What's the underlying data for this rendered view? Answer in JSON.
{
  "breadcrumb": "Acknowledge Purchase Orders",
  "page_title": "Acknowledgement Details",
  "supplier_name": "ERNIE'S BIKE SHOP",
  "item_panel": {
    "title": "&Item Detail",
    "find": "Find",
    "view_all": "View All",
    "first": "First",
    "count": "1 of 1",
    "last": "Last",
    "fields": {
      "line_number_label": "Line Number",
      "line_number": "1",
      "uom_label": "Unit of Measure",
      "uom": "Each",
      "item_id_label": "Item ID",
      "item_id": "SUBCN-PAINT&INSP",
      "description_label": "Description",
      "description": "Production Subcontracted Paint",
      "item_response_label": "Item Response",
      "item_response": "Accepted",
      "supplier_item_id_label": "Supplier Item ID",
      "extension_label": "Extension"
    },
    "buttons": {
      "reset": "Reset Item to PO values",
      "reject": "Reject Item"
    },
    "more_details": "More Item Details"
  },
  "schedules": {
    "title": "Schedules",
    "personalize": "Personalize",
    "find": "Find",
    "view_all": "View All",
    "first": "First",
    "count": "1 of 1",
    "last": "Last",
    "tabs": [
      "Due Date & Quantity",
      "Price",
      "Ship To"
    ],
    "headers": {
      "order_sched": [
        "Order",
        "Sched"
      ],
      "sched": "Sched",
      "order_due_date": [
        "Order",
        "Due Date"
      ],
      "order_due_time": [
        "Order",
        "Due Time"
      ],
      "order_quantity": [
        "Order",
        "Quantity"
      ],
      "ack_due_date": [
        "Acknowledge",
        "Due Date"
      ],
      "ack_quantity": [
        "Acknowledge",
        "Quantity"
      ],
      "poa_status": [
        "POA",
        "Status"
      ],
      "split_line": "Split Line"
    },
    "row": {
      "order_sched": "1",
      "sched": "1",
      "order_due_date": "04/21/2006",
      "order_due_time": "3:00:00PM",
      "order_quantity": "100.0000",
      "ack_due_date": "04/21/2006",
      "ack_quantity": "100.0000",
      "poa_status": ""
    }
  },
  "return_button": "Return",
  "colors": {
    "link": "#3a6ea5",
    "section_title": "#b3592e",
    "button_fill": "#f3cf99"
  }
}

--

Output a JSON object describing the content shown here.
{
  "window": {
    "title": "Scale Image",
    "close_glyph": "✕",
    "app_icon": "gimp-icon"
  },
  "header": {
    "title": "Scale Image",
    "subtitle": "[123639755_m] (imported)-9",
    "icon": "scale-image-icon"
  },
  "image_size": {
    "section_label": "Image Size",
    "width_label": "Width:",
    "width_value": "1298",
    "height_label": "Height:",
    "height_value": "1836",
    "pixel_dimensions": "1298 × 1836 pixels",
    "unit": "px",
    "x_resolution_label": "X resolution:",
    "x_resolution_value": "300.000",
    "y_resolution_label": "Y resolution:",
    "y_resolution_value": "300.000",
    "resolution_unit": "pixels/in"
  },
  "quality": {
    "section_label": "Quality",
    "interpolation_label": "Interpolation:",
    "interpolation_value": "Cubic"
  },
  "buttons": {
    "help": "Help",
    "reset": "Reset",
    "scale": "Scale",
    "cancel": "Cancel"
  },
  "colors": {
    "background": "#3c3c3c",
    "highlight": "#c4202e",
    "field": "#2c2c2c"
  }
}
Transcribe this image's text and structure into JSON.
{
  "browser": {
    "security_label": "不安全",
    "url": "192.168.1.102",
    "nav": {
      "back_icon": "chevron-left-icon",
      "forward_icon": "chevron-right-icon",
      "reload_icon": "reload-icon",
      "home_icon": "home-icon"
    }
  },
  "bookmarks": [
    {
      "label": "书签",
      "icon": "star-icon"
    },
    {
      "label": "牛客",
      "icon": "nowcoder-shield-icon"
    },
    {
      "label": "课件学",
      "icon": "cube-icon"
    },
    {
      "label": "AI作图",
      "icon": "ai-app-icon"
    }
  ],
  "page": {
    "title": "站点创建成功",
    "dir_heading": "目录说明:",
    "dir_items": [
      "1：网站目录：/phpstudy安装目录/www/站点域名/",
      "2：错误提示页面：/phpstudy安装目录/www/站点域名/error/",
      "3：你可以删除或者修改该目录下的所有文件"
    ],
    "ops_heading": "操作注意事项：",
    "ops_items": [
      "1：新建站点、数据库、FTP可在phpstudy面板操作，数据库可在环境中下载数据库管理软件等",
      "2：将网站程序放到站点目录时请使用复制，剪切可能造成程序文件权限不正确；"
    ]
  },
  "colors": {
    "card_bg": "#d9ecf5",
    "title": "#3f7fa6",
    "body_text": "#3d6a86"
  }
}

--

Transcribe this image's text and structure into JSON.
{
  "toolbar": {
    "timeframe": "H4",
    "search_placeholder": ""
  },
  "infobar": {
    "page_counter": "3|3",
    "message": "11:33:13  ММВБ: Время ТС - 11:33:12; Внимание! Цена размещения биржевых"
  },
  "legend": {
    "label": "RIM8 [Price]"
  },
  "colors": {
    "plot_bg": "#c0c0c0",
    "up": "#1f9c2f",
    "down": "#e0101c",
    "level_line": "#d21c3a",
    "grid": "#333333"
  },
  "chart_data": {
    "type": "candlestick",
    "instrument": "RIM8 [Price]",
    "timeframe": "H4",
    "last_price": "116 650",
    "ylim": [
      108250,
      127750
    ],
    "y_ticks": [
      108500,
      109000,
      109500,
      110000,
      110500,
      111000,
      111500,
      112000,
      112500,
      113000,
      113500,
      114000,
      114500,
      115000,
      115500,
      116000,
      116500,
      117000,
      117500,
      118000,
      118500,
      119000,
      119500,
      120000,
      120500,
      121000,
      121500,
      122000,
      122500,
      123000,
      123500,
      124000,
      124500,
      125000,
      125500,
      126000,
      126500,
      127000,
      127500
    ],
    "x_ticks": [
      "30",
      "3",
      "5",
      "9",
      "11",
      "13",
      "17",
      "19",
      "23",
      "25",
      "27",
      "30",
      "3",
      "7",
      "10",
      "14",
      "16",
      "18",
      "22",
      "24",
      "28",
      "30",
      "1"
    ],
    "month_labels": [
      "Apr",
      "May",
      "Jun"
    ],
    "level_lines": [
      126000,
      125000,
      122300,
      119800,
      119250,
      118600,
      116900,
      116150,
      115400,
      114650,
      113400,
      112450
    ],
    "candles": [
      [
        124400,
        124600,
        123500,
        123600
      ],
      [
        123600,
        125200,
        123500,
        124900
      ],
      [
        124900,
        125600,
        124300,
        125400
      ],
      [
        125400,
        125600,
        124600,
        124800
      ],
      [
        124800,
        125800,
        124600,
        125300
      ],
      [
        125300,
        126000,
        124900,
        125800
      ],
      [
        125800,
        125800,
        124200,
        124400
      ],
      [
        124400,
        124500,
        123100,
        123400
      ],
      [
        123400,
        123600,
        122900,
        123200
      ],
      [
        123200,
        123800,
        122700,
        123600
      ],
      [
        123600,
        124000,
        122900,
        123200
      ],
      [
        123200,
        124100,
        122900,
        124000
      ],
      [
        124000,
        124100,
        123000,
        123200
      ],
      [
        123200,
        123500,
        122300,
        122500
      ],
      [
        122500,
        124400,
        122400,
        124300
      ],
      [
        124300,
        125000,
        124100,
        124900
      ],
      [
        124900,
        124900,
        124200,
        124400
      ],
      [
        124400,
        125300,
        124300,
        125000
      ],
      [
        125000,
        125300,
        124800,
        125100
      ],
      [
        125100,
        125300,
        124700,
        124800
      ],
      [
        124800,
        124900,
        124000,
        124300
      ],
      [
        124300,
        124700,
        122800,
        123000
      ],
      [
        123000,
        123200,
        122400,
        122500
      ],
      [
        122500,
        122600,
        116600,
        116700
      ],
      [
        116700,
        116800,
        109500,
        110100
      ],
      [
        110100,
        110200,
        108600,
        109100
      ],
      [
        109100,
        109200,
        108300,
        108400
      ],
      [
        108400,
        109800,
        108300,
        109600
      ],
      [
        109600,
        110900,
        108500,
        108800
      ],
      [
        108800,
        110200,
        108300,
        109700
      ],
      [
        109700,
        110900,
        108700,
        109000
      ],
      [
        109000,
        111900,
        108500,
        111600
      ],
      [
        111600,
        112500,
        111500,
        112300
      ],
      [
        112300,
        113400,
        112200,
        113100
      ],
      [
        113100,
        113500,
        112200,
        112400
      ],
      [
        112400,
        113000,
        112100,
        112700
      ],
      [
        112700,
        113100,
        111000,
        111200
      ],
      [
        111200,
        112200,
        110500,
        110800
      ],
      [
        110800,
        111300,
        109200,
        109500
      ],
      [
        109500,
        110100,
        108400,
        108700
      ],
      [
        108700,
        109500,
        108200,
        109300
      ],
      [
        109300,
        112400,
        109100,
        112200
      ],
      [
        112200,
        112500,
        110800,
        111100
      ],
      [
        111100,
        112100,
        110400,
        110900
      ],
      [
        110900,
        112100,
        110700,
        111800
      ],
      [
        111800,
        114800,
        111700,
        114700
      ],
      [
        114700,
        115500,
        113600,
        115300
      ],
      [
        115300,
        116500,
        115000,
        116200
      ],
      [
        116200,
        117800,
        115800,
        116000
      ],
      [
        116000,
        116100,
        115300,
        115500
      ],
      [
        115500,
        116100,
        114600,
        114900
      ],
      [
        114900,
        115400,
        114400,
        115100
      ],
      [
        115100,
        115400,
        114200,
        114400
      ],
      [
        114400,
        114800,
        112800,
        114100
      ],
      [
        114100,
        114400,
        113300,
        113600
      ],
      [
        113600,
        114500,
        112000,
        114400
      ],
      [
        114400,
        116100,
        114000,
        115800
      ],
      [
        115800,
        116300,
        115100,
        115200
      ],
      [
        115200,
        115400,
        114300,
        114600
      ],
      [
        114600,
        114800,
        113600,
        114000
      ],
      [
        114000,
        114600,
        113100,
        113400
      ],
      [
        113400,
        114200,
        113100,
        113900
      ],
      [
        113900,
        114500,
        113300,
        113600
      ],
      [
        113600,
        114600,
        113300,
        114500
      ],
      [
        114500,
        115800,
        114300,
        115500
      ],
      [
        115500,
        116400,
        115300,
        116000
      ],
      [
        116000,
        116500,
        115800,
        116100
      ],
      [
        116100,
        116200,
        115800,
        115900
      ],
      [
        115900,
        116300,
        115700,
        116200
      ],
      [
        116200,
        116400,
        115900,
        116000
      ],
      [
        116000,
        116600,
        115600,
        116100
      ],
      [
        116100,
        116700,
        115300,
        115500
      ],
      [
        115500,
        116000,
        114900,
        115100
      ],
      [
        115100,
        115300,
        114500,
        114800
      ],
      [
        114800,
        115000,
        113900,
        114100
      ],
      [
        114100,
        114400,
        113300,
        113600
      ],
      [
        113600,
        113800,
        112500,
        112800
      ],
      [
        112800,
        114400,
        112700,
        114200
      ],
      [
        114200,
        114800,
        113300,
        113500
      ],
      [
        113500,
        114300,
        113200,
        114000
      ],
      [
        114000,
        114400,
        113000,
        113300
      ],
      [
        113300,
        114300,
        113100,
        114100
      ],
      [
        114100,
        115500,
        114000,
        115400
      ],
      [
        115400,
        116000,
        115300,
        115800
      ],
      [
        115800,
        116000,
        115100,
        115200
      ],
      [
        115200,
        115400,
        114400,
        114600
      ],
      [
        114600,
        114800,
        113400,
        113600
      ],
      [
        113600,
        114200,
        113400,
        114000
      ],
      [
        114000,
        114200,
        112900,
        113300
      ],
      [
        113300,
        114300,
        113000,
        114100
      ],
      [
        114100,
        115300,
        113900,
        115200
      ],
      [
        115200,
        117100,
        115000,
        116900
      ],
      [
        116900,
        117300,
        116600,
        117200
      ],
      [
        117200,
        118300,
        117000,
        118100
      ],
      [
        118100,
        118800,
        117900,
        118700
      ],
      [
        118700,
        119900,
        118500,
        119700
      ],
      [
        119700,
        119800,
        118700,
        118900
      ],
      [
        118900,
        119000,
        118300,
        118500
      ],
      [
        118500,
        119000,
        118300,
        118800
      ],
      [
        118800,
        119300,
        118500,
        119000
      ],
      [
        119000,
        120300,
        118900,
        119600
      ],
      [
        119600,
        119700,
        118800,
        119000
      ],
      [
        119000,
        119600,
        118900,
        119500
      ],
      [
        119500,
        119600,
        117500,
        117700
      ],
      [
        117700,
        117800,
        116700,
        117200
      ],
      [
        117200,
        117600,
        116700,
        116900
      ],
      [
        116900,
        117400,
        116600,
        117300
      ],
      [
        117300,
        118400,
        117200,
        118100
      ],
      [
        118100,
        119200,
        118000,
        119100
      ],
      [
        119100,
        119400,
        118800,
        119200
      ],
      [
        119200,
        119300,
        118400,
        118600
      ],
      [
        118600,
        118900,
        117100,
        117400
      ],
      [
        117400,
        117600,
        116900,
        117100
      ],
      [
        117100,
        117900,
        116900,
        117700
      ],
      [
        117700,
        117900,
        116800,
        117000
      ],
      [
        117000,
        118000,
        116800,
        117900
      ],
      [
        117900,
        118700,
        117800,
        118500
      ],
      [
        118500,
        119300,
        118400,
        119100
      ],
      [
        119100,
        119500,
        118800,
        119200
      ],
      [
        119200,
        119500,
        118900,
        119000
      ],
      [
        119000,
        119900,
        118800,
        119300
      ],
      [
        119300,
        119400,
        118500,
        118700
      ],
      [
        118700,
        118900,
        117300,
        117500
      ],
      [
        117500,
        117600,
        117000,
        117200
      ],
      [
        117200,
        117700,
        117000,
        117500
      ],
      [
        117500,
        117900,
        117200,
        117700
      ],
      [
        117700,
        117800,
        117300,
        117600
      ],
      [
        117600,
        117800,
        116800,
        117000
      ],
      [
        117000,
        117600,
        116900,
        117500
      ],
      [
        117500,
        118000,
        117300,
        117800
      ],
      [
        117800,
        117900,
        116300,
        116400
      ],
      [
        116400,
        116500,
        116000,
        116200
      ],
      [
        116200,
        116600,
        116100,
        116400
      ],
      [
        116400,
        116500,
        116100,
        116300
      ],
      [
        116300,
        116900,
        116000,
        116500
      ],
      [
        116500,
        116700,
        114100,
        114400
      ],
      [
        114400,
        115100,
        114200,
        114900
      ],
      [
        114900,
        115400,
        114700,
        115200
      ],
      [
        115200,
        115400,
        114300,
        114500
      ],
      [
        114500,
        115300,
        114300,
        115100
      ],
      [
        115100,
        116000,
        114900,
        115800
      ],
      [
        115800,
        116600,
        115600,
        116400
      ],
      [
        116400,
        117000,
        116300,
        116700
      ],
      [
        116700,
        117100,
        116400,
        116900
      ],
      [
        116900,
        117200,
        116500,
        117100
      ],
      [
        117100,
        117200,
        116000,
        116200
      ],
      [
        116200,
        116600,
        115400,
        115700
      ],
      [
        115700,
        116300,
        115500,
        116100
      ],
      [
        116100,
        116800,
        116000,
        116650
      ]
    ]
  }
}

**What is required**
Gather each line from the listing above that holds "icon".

**Written reply**
    "app_icon": "gimp-icon"
    "icon": "scale-image-icon"
      "back_icon": "chevron-left-icon",
      "forward_icon": "chevron-right-icon",
      "reload_icon": "reload-icon",
      "home_icon": "home-icon"
      "icon": "star-icon"
      "icon": "nowcoder-shield-icon"
      "icon": "cube-icon"
      "icon": "ai-app-icon"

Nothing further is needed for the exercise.